Much attention is paid to the success of huge ecommerce companies, such as Amazon and Newegg. But there are many smaller ecommerce companies that prosper, too. They can inspire other merchants on how to become successful and stay that way.
This article focuses on four successful smaller merchants.
Vat19: Unique Products
A store that sells unique products that have been carefully selected after reviewing thousands of options can likely attract customers and beat the big guys. Vat19 (owned by Practical Ecommerce columnist Jamie Salvatori) specializes in this by selling “curiously awesome” products that are unique and hard to find. Each product page contains a video that is shot by the Vat19 team in its studio in Missouri.
Vat19 also offers other features to enhance the ecommerce customer experience. These include (a) same day shipping if order is placed before 2 p.m. Central U.S. Time, (b) real people manning the customer service phone lines, (c) all products in stock, avoiding shipping delays, (d) support for multiple payment methods, and (d) ability to ship internationally.
Lori’s Shoes: Attention to Detail
Handpicking products for shoppers based on their needs and preferences is the focus of Lori’s Shoes. The company started in the 1980s as a physical shoe store in Chicago and later expanded into ecommerce. Now the site and the physical store are very successful with the physical presence expanded to multiple locations. The reasons for this merchant’s success are the knowledge of the product and the hands-on approach to bringing the best product to the shopper. The founder continues to travel to Europe every year to find the best styles. Even in the age of technology, the personal touch and the attention to detail make a huge difference. This approach has resulted in the business expanding into other product lines, such as handbags and apparel.
Lori’s Shoes has a straightforward ecommerce presence with strong focus on building its social network. The business has more than 58,000 Facebook likes and almost 4,000 Twitter followers.
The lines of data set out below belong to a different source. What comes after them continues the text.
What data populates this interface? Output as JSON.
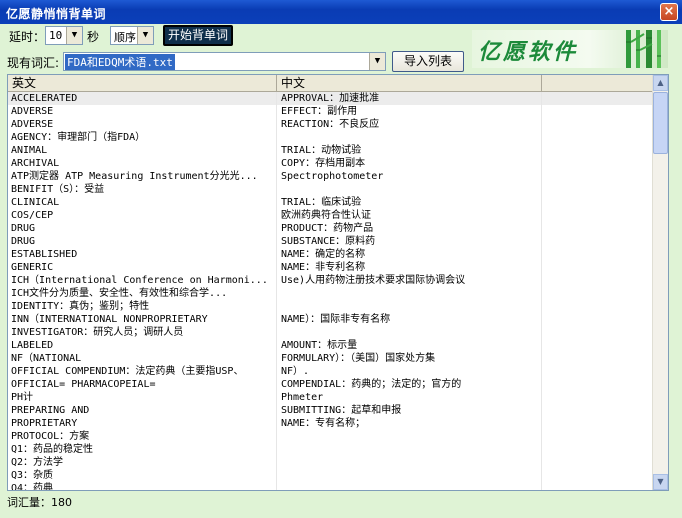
{
  "window": {
    "title": "亿愿静悄悄背单词",
    "close_glyph": "×"
  },
  "toolbar": {
    "delay_label": "延时：",
    "delay_value": "10",
    "seconds_label": "秒",
    "order_value": "顺序",
    "start_button": "开始背单词",
    "current_vocab_label": "现有词汇:",
    "file_value": "FDA和EDQM术语.txt",
    "import_button": "导入列表",
    "logo_text": "亿愿软件"
  },
  "table": {
    "columns": [
      "英文",
      "中文"
    ],
    "rows": [
      [
        "ACCELERATED",
        "APPROVAL：加速批准"
      ],
      [
        "ADVERSE",
        "EFFECT：副作用"
      ],
      [
        "ADVERSE",
        "REACTION：不良反应"
      ],
      [
        "AGENCY：审理部门（指FDA）",
        ""
      ],
      [
        "ANIMAL",
        "TRIAL：动物试验"
      ],
      [
        "ARCHIVAL",
        "COPY：存档用副本"
      ],
      [
        "ATP测定器 ATP Measuring Instrument分光光...",
        "Spectrophotometer"
      ],
      [
        "BENIFIT（S）：受益",
        ""
      ],
      [
        "CLINICAL",
        "TRIAL：临床试验"
      ],
      [
        "COS/CEP",
        "欧洲药典符合性认证"
      ],
      [
        "DRUG",
        "PRODUCT：药物产品"
      ],
      [
        "DRUG",
        "SUBSTANCE：原料药"
      ],
      [
        "ESTABLISHED",
        "NAME：确定的名称"
      ],
      [
        "GENERIC",
        "NAME：非专利名称"
      ],
      [
        "ICH（International Conference on Harmoni...",
        "Use)人用药物注册技术要求国际协调会议"
      ],
      [
        "ICH文件分为质量、安全性、有效性和综合学...",
        ""
      ],
      [
        "IDENTITY：真伪；鉴别；特性",
        ""
      ],
      [
        "INN（INTERNATIONAL NONPROPRIETARY",
        "NAME）：国际非专有名称"
      ],
      [
        "INVESTIGATOR：研究人员；调研人员",
        ""
      ],
      [
        "LABELED",
        "AMOUNT：标示量"
      ],
      [
        "NF（NATIONAL",
        "FORMULARY）：（美国）国家处方集"
      ],
      [
        "OFFICIAL COMPENDIUM：法定药典（主要指USP、",
        "NF）."
      ],
      [
        "OFFICIAL= PHARMACOPEIAL=",
        "COMPENDIAL：药典的；法定的；官方的"
      ],
      [
        "PH计",
        "Phmeter"
      ],
      [
        "PREPARING AND",
        "SUBMITTING：起草和申报"
      ],
      [
        "PROPRIETARY",
        "NAME：专有名称；"
      ],
      [
        "PROTOCOL：方案",
        ""
      ],
      [
        "Q1：药品的稳定性",
        ""
      ],
      [
        "Q2：方法学",
        ""
      ],
      [
        "Q3：杂质",
        ""
      ],
      [
        "Q4：药典",
        ""
      ]
    ]
  },
  "status": {
    "vocab_count": "词汇量：180"
  }
}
For Lori’s Shoes, social media plays an important role in spreading the word and growing the business.
Junk Gypsy: Create a New Market
Another strategy for smaller retailers is to create a new market for its products. The founders of Junk Gypsy did just that. They started collecting items in flea markets and garage sales in Texas, where they reside. They soon realized that there was a demand for products that resemble second-hand merchandise. Soon they had a faithful following — including celebrities wearing and endorsing their merchandise, which includes a full line of clothes, accessories, and home decor items. The products are offered on the website and in the physical store.
Junk Gypsies is a good example of creating a new market — in this case, around products that are typically treated as junk. The company now has a community of loyal customers. Its success has led to a cable television show that explains the founders’ design process and showcases the merchandize they sell.
Gongshow Gear: Knowledge of the Market
Gongshow Gear was founded in 2002 to design, manufacture, and sell ice hockey apparel. It is good example of retailer that has built a business based on the founders’ knowledge of the market, which helps with the design and production of products that the hockey community wanted. The company also uses social media to spread the word.
Now it is the largest hockey apparel company in the world with an online presence and multiple physical stores. The company continues to engage the hockey community by organizing contests and sponsoring events, building on the company’s knowledge of the market.